EXERCISE AIM: State how many lines in the listing include the word "time", and give no other text.

EXTRACTED INFORMATION:

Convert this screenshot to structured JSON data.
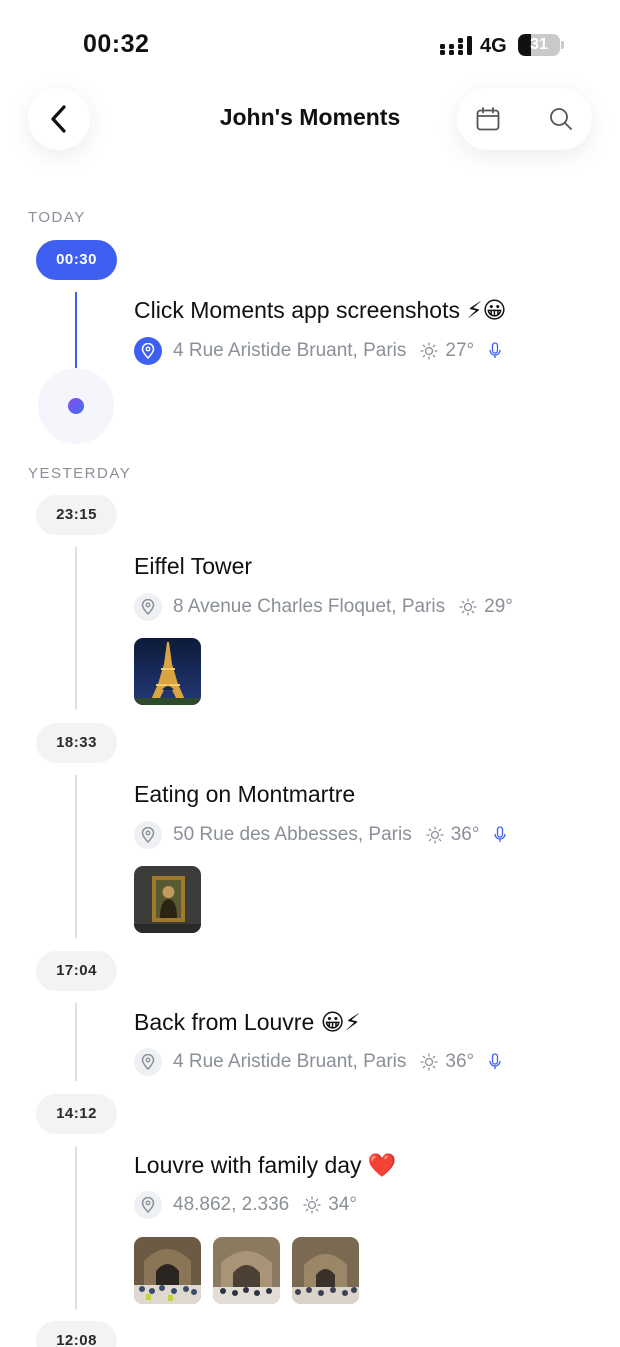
{
  "status_bar": {
    "time": "00:32",
    "network": "4G",
    "battery": "31",
    "battery_level": 0.31
  },
  "header": {
    "title": "John's Moments"
  },
  "sections": {
    "today": "TODAY",
    "yesterday": "YESTERDAY"
  },
  "moments": [
    {
      "time": "00:30",
      "title": "Click Moments app screenshots ⚡😀",
      "location": "4 Rue Aristide Bruant, Paris",
      "temperature": "27°",
      "has_voice": true
    },
    {
      "time": "23:15",
      "title": "Eiffel Tower",
      "location": "8 Avenue Charles Floquet, Paris",
      "temperature": "29°",
      "has_voice": false,
      "photos": [
        "eiffel-tower-photo"
      ]
    },
    {
      "time": "18:33",
      "title": "Eating on Montmartre",
      "location": "50 Rue des Abbesses, Paris",
      "temperature": "36°",
      "has_voice": true,
      "photos": [
        "mona-lisa-photo"
      ]
    },
    {
      "time": "17:04",
      "title": "Back from Louvre 😀⚡",
      "location": "4 Rue Aristide Bruant, Paris",
      "temperature": "36°",
      "has_voice": true
    },
    {
      "time": "14:12",
      "title": "Louvre with family day ❤️",
      "location": "48.862, 2.336",
      "temperature": "34°",
      "has_voice": false,
      "photos": [
        "louvre-hall-photo",
        "louvre-hall-photo",
        "louvre-hall-photo"
      ]
    },
    {
      "time": "12:08"
    }
  ],
  "colors": {
    "accent": "#3f5ff0",
    "muted_text": "#8a8f98",
    "pill_bg": "#f2f3f5",
    "line": "#dfe1e5"
  },
  "icons": [
    "back-chevron-icon",
    "calendar-icon",
    "search-icon",
    "location-pin-icon",
    "sun-icon",
    "microphone-icon",
    "signal-icon"
  ]
}
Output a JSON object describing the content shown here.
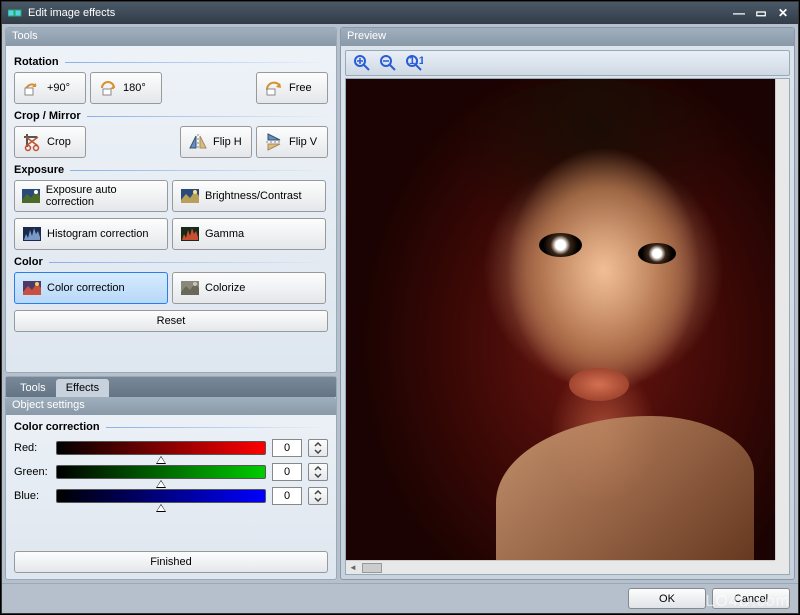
{
  "window": {
    "title": "Edit image effects"
  },
  "panes": {
    "tools": "Tools",
    "preview": "Preview",
    "settings": "Object settings"
  },
  "sections": {
    "rotation": "Rotation",
    "cropmirror": "Crop / Mirror",
    "exposure": "Exposure",
    "color": "Color",
    "colorcorrection": "Color correction"
  },
  "buttons": {
    "rot90": "+90°",
    "rot180": "180°",
    "rotfree": "Free",
    "crop": "Crop",
    "fliph": "Flip H",
    "flipv": "Flip V",
    "expauto": "Exposure auto correction",
    "brightcontrast": "Brightness/Contrast",
    "histogram": "Histogram correction",
    "gamma": "Gamma",
    "colorcorr": "Color correction",
    "colorize": "Colorize",
    "reset": "Reset",
    "finished": "Finished",
    "ok": "OK",
    "cancel": "Cancel"
  },
  "tabs": {
    "tools": "Tools",
    "effects": "Effects"
  },
  "sliders": {
    "red": {
      "label": "Red:",
      "value": "0"
    },
    "green": {
      "label": "Green:",
      "value": "0"
    },
    "blue": {
      "label": "Blue:",
      "value": "0"
    }
  },
  "watermark": "LO4D.com"
}
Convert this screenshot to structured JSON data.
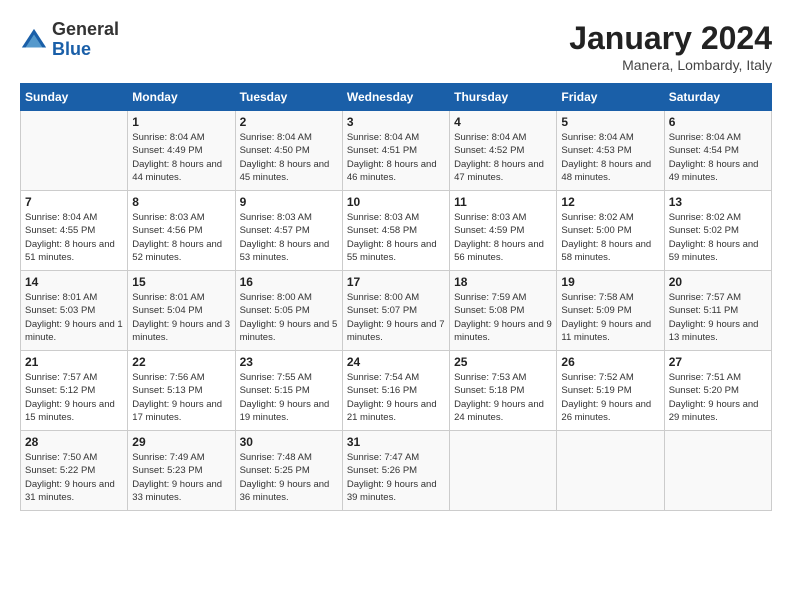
{
  "header": {
    "logo": {
      "general": "General",
      "blue": "Blue"
    },
    "title": "January 2024",
    "subtitle": "Manera, Lombardy, Italy"
  },
  "calendar": {
    "days_of_week": [
      "Sunday",
      "Monday",
      "Tuesday",
      "Wednesday",
      "Thursday",
      "Friday",
      "Saturday"
    ],
    "weeks": [
      [
        {
          "day": "",
          "info": ""
        },
        {
          "day": "1",
          "info": "Sunrise: 8:04 AM\nSunset: 4:49 PM\nDaylight: 8 hours\nand 44 minutes."
        },
        {
          "day": "2",
          "info": "Sunrise: 8:04 AM\nSunset: 4:50 PM\nDaylight: 8 hours\nand 45 minutes."
        },
        {
          "day": "3",
          "info": "Sunrise: 8:04 AM\nSunset: 4:51 PM\nDaylight: 8 hours\nand 46 minutes."
        },
        {
          "day": "4",
          "info": "Sunrise: 8:04 AM\nSunset: 4:52 PM\nDaylight: 8 hours\nand 47 minutes."
        },
        {
          "day": "5",
          "info": "Sunrise: 8:04 AM\nSunset: 4:53 PM\nDaylight: 8 hours\nand 48 minutes."
        },
        {
          "day": "6",
          "info": "Sunrise: 8:04 AM\nSunset: 4:54 PM\nDaylight: 8 hours\nand 49 minutes."
        }
      ],
      [
        {
          "day": "7",
          "info": "Sunrise: 8:04 AM\nSunset: 4:55 PM\nDaylight: 8 hours\nand 51 minutes."
        },
        {
          "day": "8",
          "info": "Sunrise: 8:03 AM\nSunset: 4:56 PM\nDaylight: 8 hours\nand 52 minutes."
        },
        {
          "day": "9",
          "info": "Sunrise: 8:03 AM\nSunset: 4:57 PM\nDaylight: 8 hours\nand 53 minutes."
        },
        {
          "day": "10",
          "info": "Sunrise: 8:03 AM\nSunset: 4:58 PM\nDaylight: 8 hours\nand 55 minutes."
        },
        {
          "day": "11",
          "info": "Sunrise: 8:03 AM\nSunset: 4:59 PM\nDaylight: 8 hours\nand 56 minutes."
        },
        {
          "day": "12",
          "info": "Sunrise: 8:02 AM\nSunset: 5:00 PM\nDaylight: 8 hours\nand 58 minutes."
        },
        {
          "day": "13",
          "info": "Sunrise: 8:02 AM\nSunset: 5:02 PM\nDaylight: 8 hours\nand 59 minutes."
        }
      ],
      [
        {
          "day": "14",
          "info": "Sunrise: 8:01 AM\nSunset: 5:03 PM\nDaylight: 9 hours\nand 1 minute."
        },
        {
          "day": "15",
          "info": "Sunrise: 8:01 AM\nSunset: 5:04 PM\nDaylight: 9 hours\nand 3 minutes."
        },
        {
          "day": "16",
          "info": "Sunrise: 8:00 AM\nSunset: 5:05 PM\nDaylight: 9 hours\nand 5 minutes."
        },
        {
          "day": "17",
          "info": "Sunrise: 8:00 AM\nSunset: 5:07 PM\nDaylight: 9 hours\nand 7 minutes."
        },
        {
          "day": "18",
          "info": "Sunrise: 7:59 AM\nSunset: 5:08 PM\nDaylight: 9 hours\nand 9 minutes."
        },
        {
          "day": "19",
          "info": "Sunrise: 7:58 AM\nSunset: 5:09 PM\nDaylight: 9 hours\nand 11 minutes."
        },
        {
          "day": "20",
          "info": "Sunrise: 7:57 AM\nSunset: 5:11 PM\nDaylight: 9 hours\nand 13 minutes."
        }
      ],
      [
        {
          "day": "21",
          "info": "Sunrise: 7:57 AM\nSunset: 5:12 PM\nDaylight: 9 hours\nand 15 minutes."
        },
        {
          "day": "22",
          "info": "Sunrise: 7:56 AM\nSunset: 5:13 PM\nDaylight: 9 hours\nand 17 minutes."
        },
        {
          "day": "23",
          "info": "Sunrise: 7:55 AM\nSunset: 5:15 PM\nDaylight: 9 hours\nand 19 minutes."
        },
        {
          "day": "24",
          "info": "Sunrise: 7:54 AM\nSunset: 5:16 PM\nDaylight: 9 hours\nand 21 minutes."
        },
        {
          "day": "25",
          "info": "Sunrise: 7:53 AM\nSunset: 5:18 PM\nDaylight: 9 hours\nand 24 minutes."
        },
        {
          "day": "26",
          "info": "Sunrise: 7:52 AM\nSunset: 5:19 PM\nDaylight: 9 hours\nand 26 minutes."
        },
        {
          "day": "27",
          "info": "Sunrise: 7:51 AM\nSunset: 5:20 PM\nDaylight: 9 hours\nand 29 minutes."
        }
      ],
      [
        {
          "day": "28",
          "info": "Sunrise: 7:50 AM\nSunset: 5:22 PM\nDaylight: 9 hours\nand 31 minutes."
        },
        {
          "day": "29",
          "info": "Sunrise: 7:49 AM\nSunset: 5:23 PM\nDaylight: 9 hours\nand 33 minutes."
        },
        {
          "day": "30",
          "info": "Sunrise: 7:48 AM\nSunset: 5:25 PM\nDaylight: 9 hours\nand 36 minutes."
        },
        {
          "day": "31",
          "info": "Sunrise: 7:47 AM\nSunset: 5:26 PM\nDaylight: 9 hours\nand 39 minutes."
        },
        {
          "day": "",
          "info": ""
        },
        {
          "day": "",
          "info": ""
        },
        {
          "day": "",
          "info": ""
        }
      ]
    ]
  }
}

EXERCISE RESPONSE: 7